ACTION ITEM =
In the entries below, filter for the word "label" and copy every matching line.

INPUT RECORDS =

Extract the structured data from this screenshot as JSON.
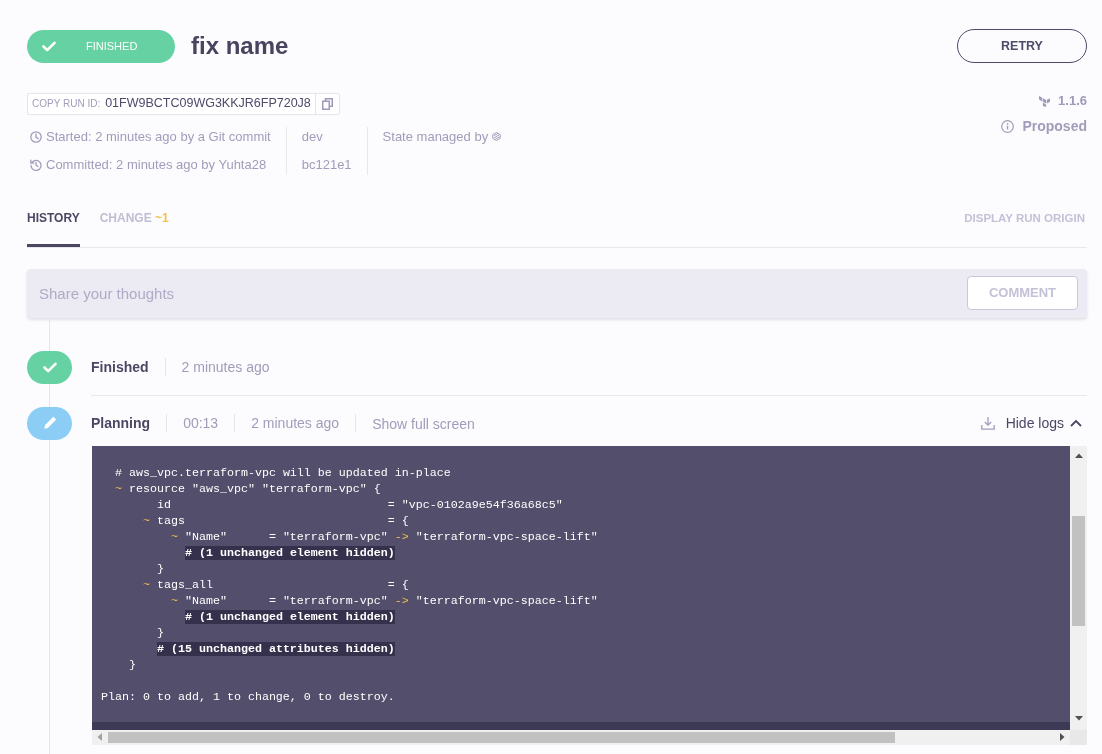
{
  "header": {
    "status": {
      "label": "FINISHED",
      "kind": "finished"
    },
    "title": "fix name",
    "retry_button": "RETRY"
  },
  "run_id": {
    "label": "COPY RUN ID:",
    "value": "01FW9BCTC09WG3KKJR6FP720J8"
  },
  "meta": {
    "started": "Started: 2 minutes ago by a Git commit",
    "committed": "Committed: 2 minutes ago by Yuhta28",
    "branch": "dev",
    "commit": "bc121e1",
    "state_managed": "State managed by"
  },
  "version": "1.1.6",
  "run_type": "Proposed",
  "tabs": [
    {
      "label": "HISTORY",
      "selected": true
    },
    {
      "label": "CHANGE",
      "count": "~1",
      "selected": false
    }
  ],
  "display_origin": "DISPLAY RUN ORIGIN",
  "comment": {
    "placeholder": "Share your thoughts",
    "button": "COMMENT"
  },
  "history": [
    {
      "kind": "finished",
      "label": "Finished",
      "time": "2 minutes ago"
    },
    {
      "kind": "planning",
      "label": "Planning",
      "duration": "00:13",
      "time": "2 minutes ago",
      "fullscreen": "Show full screen",
      "hide_logs": "Hide logs",
      "expanded": true,
      "log": {
        "lines": [
          {
            "segments": [
              {
                "kind": "plain",
                "text": "  # aws_vpc.terraform-vpc will be updated in-place"
              }
            ]
          },
          {
            "segments": [
              {
                "kind": "change",
                "text": "  ~"
              },
              {
                "kind": "plain",
                "text": " resource \"aws_vpc\" \"terraform-vpc\" {"
              }
            ]
          },
          {
            "segments": [
              {
                "kind": "plain",
                "text": "        id                               = \"vpc-0102a9e54f36a68c5\""
              }
            ]
          },
          {
            "segments": [
              {
                "kind": "change",
                "text": "      ~"
              },
              {
                "kind": "plain",
                "text": " tags                             = {"
              }
            ]
          },
          {
            "segments": [
              {
                "kind": "change",
                "text": "          ~"
              },
              {
                "kind": "plain",
                "text": " \"Name\"      = \"terraform-vpc\" "
              },
              {
                "kind": "change",
                "text": "->"
              },
              {
                "kind": "plain",
                "text": " \"terraform-vpc-space-lift\""
              }
            ]
          },
          {
            "segments": [
              {
                "kind": "note",
                "text": "            # (1 unchanged element hidden)"
              }
            ]
          },
          {
            "segments": [
              {
                "kind": "plain",
                "text": "        }"
              }
            ]
          },
          {
            "segments": [
              {
                "kind": "change",
                "text": "      ~"
              },
              {
                "kind": "plain",
                "text": " tags_all                         = {"
              }
            ]
          },
          {
            "segments": [
              {
                "kind": "change",
                "text": "          ~"
              },
              {
                "kind": "plain",
                "text": " \"Name\"      = \"terraform-vpc\" "
              },
              {
                "kind": "change",
                "text": "->"
              },
              {
                "kind": "plain",
                "text": " \"terraform-vpc-space-lift\""
              }
            ]
          },
          {
            "segments": [
              {
                "kind": "note",
                "text": "            # (1 unchanged element hidden)"
              }
            ]
          },
          {
            "segments": [
              {
                "kind": "plain",
                "text": "        }"
              }
            ]
          },
          {
            "segments": [
              {
                "kind": "note",
                "text": "        # (15 unchanged attributes hidden)"
              }
            ]
          },
          {
            "segments": [
              {
                "kind": "plain",
                "text": "    }"
              }
            ]
          }
        ],
        "summary": "Plan: 0 to add, 1 to change, 0 to destroy."
      }
    }
  ]
}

PROBLEM SOLUTION =
      "label": "FINISHED",
    "label": "COPY RUN ID:",
      "label": "HISTORY",
      "label": "CHANGE",
      "label": "Finished",
      "label": "Planning",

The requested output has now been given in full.